Several Dufferin municipalities were served a windy feeling of defeat after a private member’s bill to place a moratorium on wind farms was rejected at Queen’s Park.
On Thursday (March 8), Huron-Bruce Conservative MPP Lisa Thompson introduced a motion to suspend all wind projects until independent health and environmental studies are done. That bill, however, was shut down, as the Liberals and NDP “ganged up on us,” quipped Dufferin-Caledon MPP Sylvia Jones.
“We call it the LibDem coalition,” Jones said, noting she was disappointed, but not surprised, by the result. “I can’t say that I was shocked.”
As a result of ongoing concerns within his municipality, Mayor Don MacIver believes a moratorium on wind farms is the only appropriate way to go. Amaranth is already home to 21 wind turbines, and faced with another proposal, the Whittington Wind Project, that would see three 100-metre tall turbines erected there.
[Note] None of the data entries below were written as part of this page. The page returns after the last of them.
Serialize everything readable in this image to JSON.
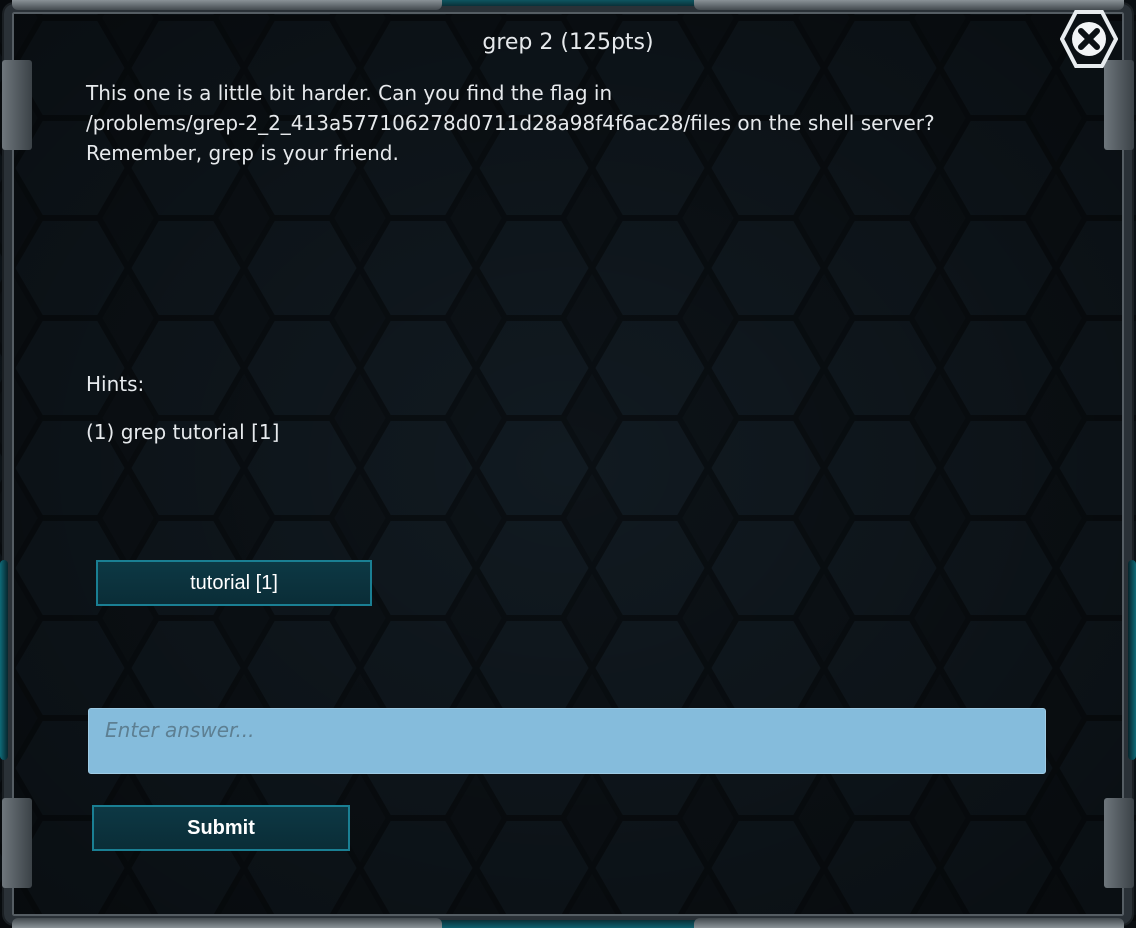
{
  "dialog": {
    "title": "grep 2 (125pts)",
    "description_lines": [
      "This one is a little bit harder. Can you find the flag in",
      "/problems/grep-2_2_413a577106278d0711d28a98f4f6ac28/files on the shell server?",
      "Remember, grep is your friend."
    ],
    "close_icon": "close-icon"
  },
  "hints": {
    "label": "Hints:",
    "items": [
      "(1) grep tutorial [1]"
    ],
    "button_label": "tutorial [1]"
  },
  "answer": {
    "placeholder": "Enter answer...",
    "value": ""
  },
  "submit": {
    "label": "Submit"
  },
  "colors": {
    "background": "#0c1116",
    "accent": "#1a7f93",
    "input_bg": "#85bcdc",
    "text": "#e6e9ec"
  }
}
“We have got so many problems,” MacIver said. “Put a moratorium on it until we solve these problems.”
It comes as no surprise that Melancthon Deputy Mayor Darren White agrees, as the council he sits on has been calling for a moratorium on wind farms for several years. Melancthon has also demanded the province cap the number of wind turbines municipalities house.
“Further study should be done, if for no other reason than to allay the fears of the public,” White said. “I think with something that big, any and all avenues of study should be taken before we move forward.”
With more than 100 wind turbines already spinning at the TransAlta wind facility, and seven more in Melancthon as part of the Plateau Wind Project, more are being proposed by Dufferin Wind Power Inc. As White explained, the debate over wind projects has pitted residents against each other.
“There is a treasure trove of different things that upset people about wind turbines,” he said. “We have heard all of them.”
From MacIver’s perspective, any studies into the potential health affects of wind turbines undertaken by the province so far have been inadequate. Simply asking a panel sit to back at “arms length” and review literature isn’t going to dig into the problem, he said.
“They’re not getting into the community where the health problems really are, interviewing (people) and going through their record of health problems,” MacIver said. “They’re not there.”
Shortly after Thompson’s bill was wiped off the table Thursday, Ontario Energy Minister Chris Bentley reminded the legislature the province is reviewing and looking to build on the strengths of its Green Energy Act.
“We’ve been listening very carefully to communities, to municipalities, to organizations both rural and urban,” Bentley said during Question Period. “We’re going to come out with a strengthened program very soon.”
Jones, whose recent private member’s bill to give local municipalities planning authority for wind projects was also denied, said her party will continue to press the issue.
“We’re all waiting to see what kind of changes they’re going to be making to the (Feed-In Tariff) program, the green energy review,” Jones said. “But I don’t see any great changes.”